>> reporter:  the first hurricane to make landfall in the state in more than a century crawled along the shore overnight. heavy rain mixed with storm surge and wind.

>> it was pretty intense in the middle of the night. you could hear it howling.

>> reporter:  rick spent the morning cleaning up minor flooding in his basement. down in bay head, the rising waters of the banaget bay flooded streets near the shore. most residents were ordered to leave their homes in the days prior.

>> we have power. these people have no power.

>> reporter:  nancy walton decided to ride out the storm with her husband. both were awakened by the crash of a tree falling outside their bedroom.

>> we knew about it 11:30, 12:00 we made a mistake by staying. but we couldn't go anywhere. we were stuck. so we had sent our family out of harm's way, but we were stupid.

>> reporter:  more than 1 million people had been ordered to evacuate the jersey shore. that included residents and vacationers in spring lake where the damage today was evident. look at the boardwalk here in spring lake. it's a two-mile boardwalk. i am told about 1.5 of those miles of boardwalk have been destroyed by the waters that irene sent rushing up on to these shores.

>> reporter:  in asbury park, storm surge reached the famous boardwalk but didn't cause any major damage. the massive storm left more than 600,000 without power. due to heavy winds and downed trees. damage the governor says could have been worse.

>> the fact that we were successful in evacuating over a million people from the most affected areas was a preemptive measure that i am confident saved lives.

>> reporter:  it could have been worse. but make no mistake, it was pretty bad. and the governor christie says by the time this is all over, it could cost into the billions. brian?

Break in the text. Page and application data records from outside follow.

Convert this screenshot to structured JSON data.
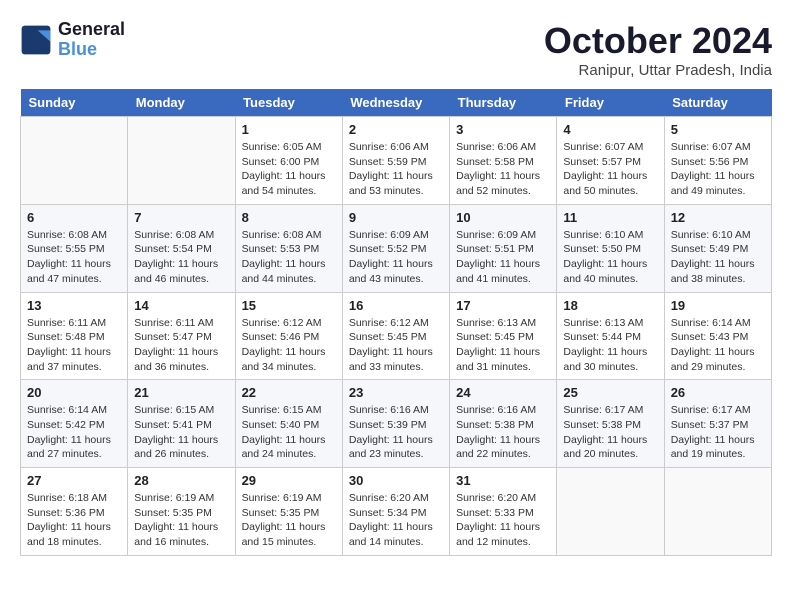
{
  "logo": {
    "line1": "General",
    "line2": "Blue"
  },
  "title": "October 2024",
  "location": "Ranipur, Uttar Pradesh, India",
  "days_of_week": [
    "Sunday",
    "Monday",
    "Tuesday",
    "Wednesday",
    "Thursday",
    "Friday",
    "Saturday"
  ],
  "weeks": [
    [
      {
        "day": "",
        "text": ""
      },
      {
        "day": "",
        "text": ""
      },
      {
        "day": "1",
        "text": "Sunrise: 6:05 AM\nSunset: 6:00 PM\nDaylight: 11 hours and 54 minutes."
      },
      {
        "day": "2",
        "text": "Sunrise: 6:06 AM\nSunset: 5:59 PM\nDaylight: 11 hours and 53 minutes."
      },
      {
        "day": "3",
        "text": "Sunrise: 6:06 AM\nSunset: 5:58 PM\nDaylight: 11 hours and 52 minutes."
      },
      {
        "day": "4",
        "text": "Sunrise: 6:07 AM\nSunset: 5:57 PM\nDaylight: 11 hours and 50 minutes."
      },
      {
        "day": "5",
        "text": "Sunrise: 6:07 AM\nSunset: 5:56 PM\nDaylight: 11 hours and 49 minutes."
      }
    ],
    [
      {
        "day": "6",
        "text": "Sunrise: 6:08 AM\nSunset: 5:55 PM\nDaylight: 11 hours and 47 minutes."
      },
      {
        "day": "7",
        "text": "Sunrise: 6:08 AM\nSunset: 5:54 PM\nDaylight: 11 hours and 46 minutes."
      },
      {
        "day": "8",
        "text": "Sunrise: 6:08 AM\nSunset: 5:53 PM\nDaylight: 11 hours and 44 minutes."
      },
      {
        "day": "9",
        "text": "Sunrise: 6:09 AM\nSunset: 5:52 PM\nDaylight: 11 hours and 43 minutes."
      },
      {
        "day": "10",
        "text": "Sunrise: 6:09 AM\nSunset: 5:51 PM\nDaylight: 11 hours and 41 minutes."
      },
      {
        "day": "11",
        "text": "Sunrise: 6:10 AM\nSunset: 5:50 PM\nDaylight: 11 hours and 40 minutes."
      },
      {
        "day": "12",
        "text": "Sunrise: 6:10 AM\nSunset: 5:49 PM\nDaylight: 11 hours and 38 minutes."
      }
    ],
    [
      {
        "day": "13",
        "text": "Sunrise: 6:11 AM\nSunset: 5:48 PM\nDaylight: 11 hours and 37 minutes."
      },
      {
        "day": "14",
        "text": "Sunrise: 6:11 AM\nSunset: 5:47 PM\nDaylight: 11 hours and 36 minutes."
      },
      {
        "day": "15",
        "text": "Sunrise: 6:12 AM\nSunset: 5:46 PM\nDaylight: 11 hours and 34 minutes."
      },
      {
        "day": "16",
        "text": "Sunrise: 6:12 AM\nSunset: 5:45 PM\nDaylight: 11 hours and 33 minutes."
      },
      {
        "day": "17",
        "text": "Sunrise: 6:13 AM\nSunset: 5:45 PM\nDaylight: 11 hours and 31 minutes."
      },
      {
        "day": "18",
        "text": "Sunrise: 6:13 AM\nSunset: 5:44 PM\nDaylight: 11 hours and 30 minutes."
      },
      {
        "day": "19",
        "text": "Sunrise: 6:14 AM\nSunset: 5:43 PM\nDaylight: 11 hours and 29 minutes."
      }
    ],
    [
      {
        "day": "20",
        "text": "Sunrise: 6:14 AM\nSunset: 5:42 PM\nDaylight: 11 hours and 27 minutes."
      },
      {
        "day": "21",
        "text": "Sunrise: 6:15 AM\nSunset: 5:41 PM\nDaylight: 11 hours and 26 minutes."
      },
      {
        "day": "22",
        "text": "Sunrise: 6:15 AM\nSunset: 5:40 PM\nDaylight: 11 hours and 24 minutes."
      },
      {
        "day": "23",
        "text": "Sunrise: 6:16 AM\nSunset: 5:39 PM\nDaylight: 11 hours and 23 minutes."
      },
      {
        "day": "24",
        "text": "Sunrise: 6:16 AM\nSunset: 5:38 PM\nDaylight: 11 hours and 22 minutes."
      },
      {
        "day": "25",
        "text": "Sunrise: 6:17 AM\nSunset: 5:38 PM\nDaylight: 11 hours and 20 minutes."
      },
      {
        "day": "26",
        "text": "Sunrise: 6:17 AM\nSunset: 5:37 PM\nDaylight: 11 hours and 19 minutes."
      }
    ],
    [
      {
        "day": "27",
        "text": "Sunrise: 6:18 AM\nSunset: 5:36 PM\nDaylight: 11 hours and 18 minutes."
      },
      {
        "day": "28",
        "text": "Sunrise: 6:19 AM\nSunset: 5:35 PM\nDaylight: 11 hours and 16 minutes."
      },
      {
        "day": "29",
        "text": "Sunrise: 6:19 AM\nSunset: 5:35 PM\nDaylight: 11 hours and 15 minutes."
      },
      {
        "day": "30",
        "text": "Sunrise: 6:20 AM\nSunset: 5:34 PM\nDaylight: 11 hours and 14 minutes."
      },
      {
        "day": "31",
        "text": "Sunrise: 6:20 AM\nSunset: 5:33 PM\nDaylight: 11 hours and 12 minutes."
      },
      {
        "day": "",
        "text": ""
      },
      {
        "day": "",
        "text": ""
      }
    ]
  ]
}
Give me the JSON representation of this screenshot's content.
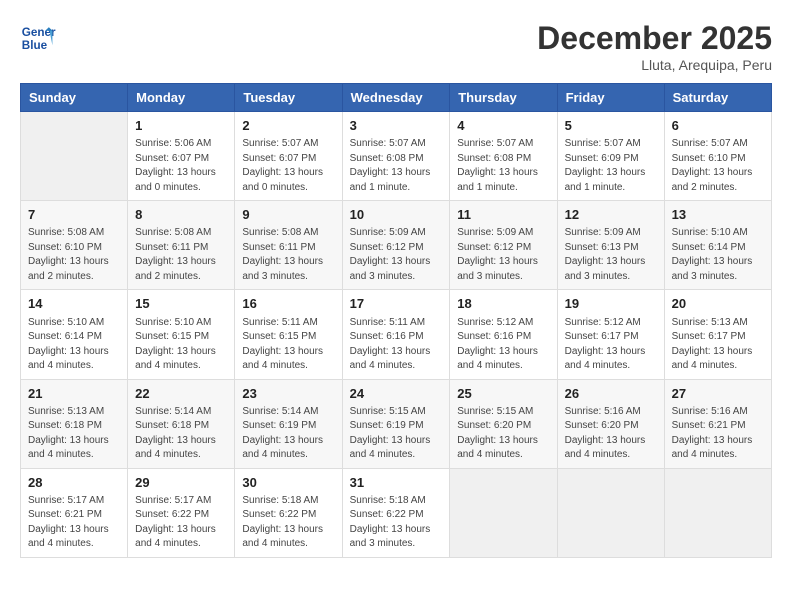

>> a lot of standing water that's going to remain for a long time, michelle, you're right. first time we're seeing some of these pictures of these landmarks like the asbury park bo boardwalk overtaken briefly